Its been said that Americans love a good comeback story. Whether or not this is actually true will be demonstrated at the polls next year as former congressman Bob Barr, who retired from public office a decade ago, attempts to reclaim a seat in the U.S. House of Representatives.
Though the timing may seem odd, as the Supreme Court is currently scrutinizing the constitutionality of his prime legislative accomplishment, the Defense of Marriage Act, there is far more to the Barr saga than casual observers realize. Examining the Georgia Republican’s career and aspirations provides unique insight into the history and potential future of the Republican Party, as well as the ideological clash between neo-conservatism and its libertarian counterpart.
In an age when Rand Paul and the Republicans’ libertarian wing enjoy unprecedented public support, Barr’s planned return to legislative office isn’t that shocking. Though he left Congress on an undoubtedly conservative note, Barr has been hard at work rebranding himself.
A 2008 presidential campaign with the Libertarian Party allowed the former Representative to market himself to a new demographic: the Ron Paul revolutionaries who flooded the GOP primaries demanding fiscal conservatism and social openness. Though his campaign failed to emulate the grassroots success Paul enjoyed, the adventure into the world of alternative parties was not without its benefits.
Despite being an accomplished legislator, Barr was a polarizing figure within the nation’s largest alternative party. Though he emerged victorious from their national convention, his history as a social conservative offended many of the more ideologically pure Libertarians.
The self-professed “radicals,” who advocate a completely uninterrupted free market system, were aghast Barr was selected as their nominee, an apparent attempt to snag a “big name” with establishment credentials over more ideologically consistent, but less widely marketable alternatives. Though he undoubtedly campaigned from the right, the radicals forced Barr to distance himself from many of the socially conservative ideas popularized during his career, even going so far as to rebuke the Defense of Marriage Act and the Patriot Act.
This evolution, though not enough to please his purist critics, may ultimately aid Barr in his quest for twenty-first century acceptance. Though he remains a galvanizing figure, the newly libertarian Barr remains unapologetic about dabbling in the world of third parties, an independent history that may actually aid his electoral prospects.
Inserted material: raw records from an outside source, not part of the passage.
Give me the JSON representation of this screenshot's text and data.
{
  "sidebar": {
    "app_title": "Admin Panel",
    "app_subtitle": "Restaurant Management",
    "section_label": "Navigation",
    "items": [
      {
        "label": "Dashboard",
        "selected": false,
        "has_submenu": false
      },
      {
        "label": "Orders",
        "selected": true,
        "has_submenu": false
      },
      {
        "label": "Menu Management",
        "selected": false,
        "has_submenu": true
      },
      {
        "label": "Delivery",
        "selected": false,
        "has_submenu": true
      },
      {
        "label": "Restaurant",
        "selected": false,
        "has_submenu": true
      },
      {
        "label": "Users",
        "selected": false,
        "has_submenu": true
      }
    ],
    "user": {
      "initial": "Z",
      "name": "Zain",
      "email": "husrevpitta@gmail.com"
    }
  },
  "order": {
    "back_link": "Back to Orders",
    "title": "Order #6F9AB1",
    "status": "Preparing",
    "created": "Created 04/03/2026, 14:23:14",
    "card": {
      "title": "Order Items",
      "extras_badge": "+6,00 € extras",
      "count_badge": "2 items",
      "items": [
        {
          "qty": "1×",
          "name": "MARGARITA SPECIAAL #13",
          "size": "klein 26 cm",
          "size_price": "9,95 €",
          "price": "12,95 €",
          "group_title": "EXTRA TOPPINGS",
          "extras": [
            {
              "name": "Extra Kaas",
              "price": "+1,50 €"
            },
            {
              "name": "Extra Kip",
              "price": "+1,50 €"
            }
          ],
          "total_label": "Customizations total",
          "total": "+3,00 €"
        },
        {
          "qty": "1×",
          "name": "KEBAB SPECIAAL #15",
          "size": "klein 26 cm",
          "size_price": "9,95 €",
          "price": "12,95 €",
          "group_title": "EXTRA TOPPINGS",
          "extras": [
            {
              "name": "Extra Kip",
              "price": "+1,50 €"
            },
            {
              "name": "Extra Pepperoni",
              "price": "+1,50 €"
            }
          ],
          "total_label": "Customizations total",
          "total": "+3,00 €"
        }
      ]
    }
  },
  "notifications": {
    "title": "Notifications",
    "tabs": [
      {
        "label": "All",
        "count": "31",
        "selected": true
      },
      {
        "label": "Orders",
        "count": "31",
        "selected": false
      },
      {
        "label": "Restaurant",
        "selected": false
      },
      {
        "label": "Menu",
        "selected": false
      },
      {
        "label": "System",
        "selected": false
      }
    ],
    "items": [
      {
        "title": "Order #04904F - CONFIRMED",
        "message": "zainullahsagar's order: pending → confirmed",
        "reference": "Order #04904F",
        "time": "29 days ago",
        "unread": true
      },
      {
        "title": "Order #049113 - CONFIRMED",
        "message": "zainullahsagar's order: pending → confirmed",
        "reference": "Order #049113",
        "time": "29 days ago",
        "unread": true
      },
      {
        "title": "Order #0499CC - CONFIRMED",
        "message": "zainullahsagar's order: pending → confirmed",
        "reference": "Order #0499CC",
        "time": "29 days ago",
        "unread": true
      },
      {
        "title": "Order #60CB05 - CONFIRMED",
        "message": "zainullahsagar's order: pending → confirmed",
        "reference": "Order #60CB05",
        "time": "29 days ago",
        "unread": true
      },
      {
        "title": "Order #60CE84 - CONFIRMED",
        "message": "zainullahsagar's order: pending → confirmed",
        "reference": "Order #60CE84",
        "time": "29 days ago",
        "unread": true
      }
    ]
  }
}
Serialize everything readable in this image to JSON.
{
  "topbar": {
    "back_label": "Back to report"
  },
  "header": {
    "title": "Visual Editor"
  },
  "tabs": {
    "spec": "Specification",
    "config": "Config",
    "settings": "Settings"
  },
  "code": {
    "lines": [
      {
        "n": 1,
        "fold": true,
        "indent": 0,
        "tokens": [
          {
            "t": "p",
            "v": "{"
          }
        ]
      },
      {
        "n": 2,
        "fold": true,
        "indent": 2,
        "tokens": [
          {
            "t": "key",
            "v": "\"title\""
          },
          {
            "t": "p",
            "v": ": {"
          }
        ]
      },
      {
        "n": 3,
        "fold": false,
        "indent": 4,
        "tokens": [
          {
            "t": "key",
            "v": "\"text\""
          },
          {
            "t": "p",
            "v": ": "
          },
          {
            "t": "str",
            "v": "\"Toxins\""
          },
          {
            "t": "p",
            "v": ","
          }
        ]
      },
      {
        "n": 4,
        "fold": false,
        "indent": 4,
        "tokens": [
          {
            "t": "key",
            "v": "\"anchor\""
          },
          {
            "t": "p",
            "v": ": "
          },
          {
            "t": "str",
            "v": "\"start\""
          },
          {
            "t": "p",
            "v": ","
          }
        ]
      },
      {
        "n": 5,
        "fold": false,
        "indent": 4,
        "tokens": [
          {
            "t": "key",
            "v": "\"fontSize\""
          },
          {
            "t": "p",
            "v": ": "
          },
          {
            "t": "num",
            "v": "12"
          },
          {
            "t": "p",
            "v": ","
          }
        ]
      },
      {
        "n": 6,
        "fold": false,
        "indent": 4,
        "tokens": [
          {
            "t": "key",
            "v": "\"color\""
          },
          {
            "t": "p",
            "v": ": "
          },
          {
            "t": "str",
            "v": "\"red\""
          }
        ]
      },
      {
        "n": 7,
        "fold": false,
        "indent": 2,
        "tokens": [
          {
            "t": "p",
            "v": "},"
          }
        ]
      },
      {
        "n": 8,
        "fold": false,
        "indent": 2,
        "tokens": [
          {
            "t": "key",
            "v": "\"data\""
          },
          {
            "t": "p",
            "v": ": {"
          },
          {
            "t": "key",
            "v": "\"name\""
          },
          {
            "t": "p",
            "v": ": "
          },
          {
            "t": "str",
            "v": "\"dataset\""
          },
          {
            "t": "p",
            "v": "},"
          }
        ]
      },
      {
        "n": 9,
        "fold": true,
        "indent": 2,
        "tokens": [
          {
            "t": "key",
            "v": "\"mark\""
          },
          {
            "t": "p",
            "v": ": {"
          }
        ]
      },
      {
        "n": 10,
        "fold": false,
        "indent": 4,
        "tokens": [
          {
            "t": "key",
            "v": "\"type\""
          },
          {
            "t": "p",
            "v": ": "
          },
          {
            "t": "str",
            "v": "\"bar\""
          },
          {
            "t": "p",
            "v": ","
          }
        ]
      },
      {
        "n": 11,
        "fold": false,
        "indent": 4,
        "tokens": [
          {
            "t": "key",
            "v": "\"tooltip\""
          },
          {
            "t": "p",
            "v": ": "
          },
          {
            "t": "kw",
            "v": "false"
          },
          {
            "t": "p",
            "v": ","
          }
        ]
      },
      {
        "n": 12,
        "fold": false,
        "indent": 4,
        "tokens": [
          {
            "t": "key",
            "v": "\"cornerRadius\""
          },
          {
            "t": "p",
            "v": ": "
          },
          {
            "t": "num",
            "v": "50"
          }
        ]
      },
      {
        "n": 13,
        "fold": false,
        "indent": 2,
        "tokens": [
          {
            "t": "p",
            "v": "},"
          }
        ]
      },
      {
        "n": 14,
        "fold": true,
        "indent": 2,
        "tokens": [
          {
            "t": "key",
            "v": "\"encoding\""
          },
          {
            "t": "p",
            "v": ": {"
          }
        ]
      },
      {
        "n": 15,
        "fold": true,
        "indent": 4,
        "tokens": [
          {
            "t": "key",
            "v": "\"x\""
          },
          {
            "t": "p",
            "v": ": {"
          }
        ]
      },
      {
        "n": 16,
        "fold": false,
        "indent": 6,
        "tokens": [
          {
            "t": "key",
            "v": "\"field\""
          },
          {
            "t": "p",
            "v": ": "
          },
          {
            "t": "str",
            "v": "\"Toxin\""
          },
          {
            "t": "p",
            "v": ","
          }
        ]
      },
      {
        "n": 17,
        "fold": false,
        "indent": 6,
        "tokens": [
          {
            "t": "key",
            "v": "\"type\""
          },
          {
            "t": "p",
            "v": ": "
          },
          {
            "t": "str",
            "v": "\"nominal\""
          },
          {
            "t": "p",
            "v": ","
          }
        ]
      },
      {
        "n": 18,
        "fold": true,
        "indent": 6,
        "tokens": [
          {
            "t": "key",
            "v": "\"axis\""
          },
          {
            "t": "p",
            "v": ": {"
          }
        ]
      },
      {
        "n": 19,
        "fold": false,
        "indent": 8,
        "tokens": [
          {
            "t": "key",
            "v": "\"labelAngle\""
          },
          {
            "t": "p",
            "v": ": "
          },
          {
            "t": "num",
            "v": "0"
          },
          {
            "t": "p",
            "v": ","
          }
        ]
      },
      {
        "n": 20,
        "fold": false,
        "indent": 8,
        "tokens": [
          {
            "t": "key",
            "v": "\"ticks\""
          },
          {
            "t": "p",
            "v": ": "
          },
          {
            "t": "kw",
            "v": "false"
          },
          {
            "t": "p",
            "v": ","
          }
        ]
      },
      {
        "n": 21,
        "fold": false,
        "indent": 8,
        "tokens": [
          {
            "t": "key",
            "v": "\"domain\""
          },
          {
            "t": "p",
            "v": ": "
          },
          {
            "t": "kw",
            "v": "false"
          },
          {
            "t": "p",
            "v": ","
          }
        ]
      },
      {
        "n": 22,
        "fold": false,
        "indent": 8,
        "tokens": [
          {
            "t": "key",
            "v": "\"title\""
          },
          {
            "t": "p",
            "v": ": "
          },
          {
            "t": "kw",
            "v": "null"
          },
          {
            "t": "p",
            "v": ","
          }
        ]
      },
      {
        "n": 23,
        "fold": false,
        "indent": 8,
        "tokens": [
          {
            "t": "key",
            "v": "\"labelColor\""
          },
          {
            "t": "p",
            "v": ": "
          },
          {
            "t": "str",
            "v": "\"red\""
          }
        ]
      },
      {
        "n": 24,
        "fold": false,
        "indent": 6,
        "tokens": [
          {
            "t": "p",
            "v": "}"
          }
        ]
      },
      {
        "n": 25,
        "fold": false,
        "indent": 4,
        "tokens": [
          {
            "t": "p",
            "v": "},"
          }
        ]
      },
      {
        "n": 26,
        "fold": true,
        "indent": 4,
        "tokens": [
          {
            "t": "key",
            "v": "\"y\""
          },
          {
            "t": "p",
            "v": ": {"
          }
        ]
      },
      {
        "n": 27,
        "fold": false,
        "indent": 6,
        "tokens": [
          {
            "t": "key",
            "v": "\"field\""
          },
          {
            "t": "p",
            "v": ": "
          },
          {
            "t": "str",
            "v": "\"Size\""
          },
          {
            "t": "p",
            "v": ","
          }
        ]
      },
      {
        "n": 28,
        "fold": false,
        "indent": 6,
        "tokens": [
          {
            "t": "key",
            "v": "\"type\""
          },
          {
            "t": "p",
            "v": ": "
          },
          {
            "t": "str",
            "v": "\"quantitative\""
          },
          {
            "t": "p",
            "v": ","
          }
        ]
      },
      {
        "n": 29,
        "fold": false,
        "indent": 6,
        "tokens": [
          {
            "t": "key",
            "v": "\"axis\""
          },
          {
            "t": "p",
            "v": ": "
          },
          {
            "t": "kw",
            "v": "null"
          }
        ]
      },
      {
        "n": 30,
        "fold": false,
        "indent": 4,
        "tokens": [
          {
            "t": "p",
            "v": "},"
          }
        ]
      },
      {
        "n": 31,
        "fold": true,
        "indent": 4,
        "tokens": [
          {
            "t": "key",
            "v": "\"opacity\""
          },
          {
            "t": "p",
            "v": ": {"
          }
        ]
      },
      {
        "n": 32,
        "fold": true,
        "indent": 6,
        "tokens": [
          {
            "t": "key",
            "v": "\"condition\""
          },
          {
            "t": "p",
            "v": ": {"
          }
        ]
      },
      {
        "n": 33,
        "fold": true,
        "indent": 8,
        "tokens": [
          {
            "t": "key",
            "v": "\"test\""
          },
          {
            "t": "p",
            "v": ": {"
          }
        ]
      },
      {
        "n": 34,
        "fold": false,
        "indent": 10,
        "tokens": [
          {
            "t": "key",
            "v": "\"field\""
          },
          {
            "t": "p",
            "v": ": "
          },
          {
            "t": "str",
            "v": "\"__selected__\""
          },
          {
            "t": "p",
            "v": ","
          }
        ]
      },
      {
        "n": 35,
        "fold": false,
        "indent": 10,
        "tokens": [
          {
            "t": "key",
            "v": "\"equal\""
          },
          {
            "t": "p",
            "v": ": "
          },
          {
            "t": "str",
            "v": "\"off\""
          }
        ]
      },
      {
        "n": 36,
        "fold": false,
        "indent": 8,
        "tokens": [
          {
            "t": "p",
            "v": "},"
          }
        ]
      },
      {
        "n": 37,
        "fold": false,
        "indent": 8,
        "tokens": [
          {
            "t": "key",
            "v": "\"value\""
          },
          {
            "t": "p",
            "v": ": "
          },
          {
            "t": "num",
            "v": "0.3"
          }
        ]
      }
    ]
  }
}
“I actually believe it’s beneficial to him,” said Russ Verney, Barr’s 2008 campaign manager. “The Republicans and Democrats don’t like competition, and one of the ways of eliminating competition is to absorb it into the party…it is in the Republicans’ interests to reach out more to the libertarian wing of the electorate by welcoming Bob Barr, and of course, if he wins the nomination they have no choice but to welcome it and make the most of it.”
What purist Libertarians think of Barr doesn’t matter. What they gave him is important: the credibility to argue he is well suited to join the ranks of the modern libertarian revolution.
Barr is not the first Republican to join the Libertarians and then return to the Republican Party. Ron Paul followed a similar path, exiting Congress to run as the third party’s presidential nominee in 1988 before rejoining Congress and the GOP a few years later.
“I don’t know if Barr has separated himself from social conservatism, but he has proven to be a leader of individuals’ rights and freedoms,” said Verney. “I don’t think there is anyone in either party with as many credentials as Bob has.”
Though his presidential bid failed to go “mainstream,” in post-millennial American politics — where a history of social conservatism may prove a burdensome anchor — the newly reinvented Bob Barr, now cast as a champion of individual liberty, could very well be ahead of the curve.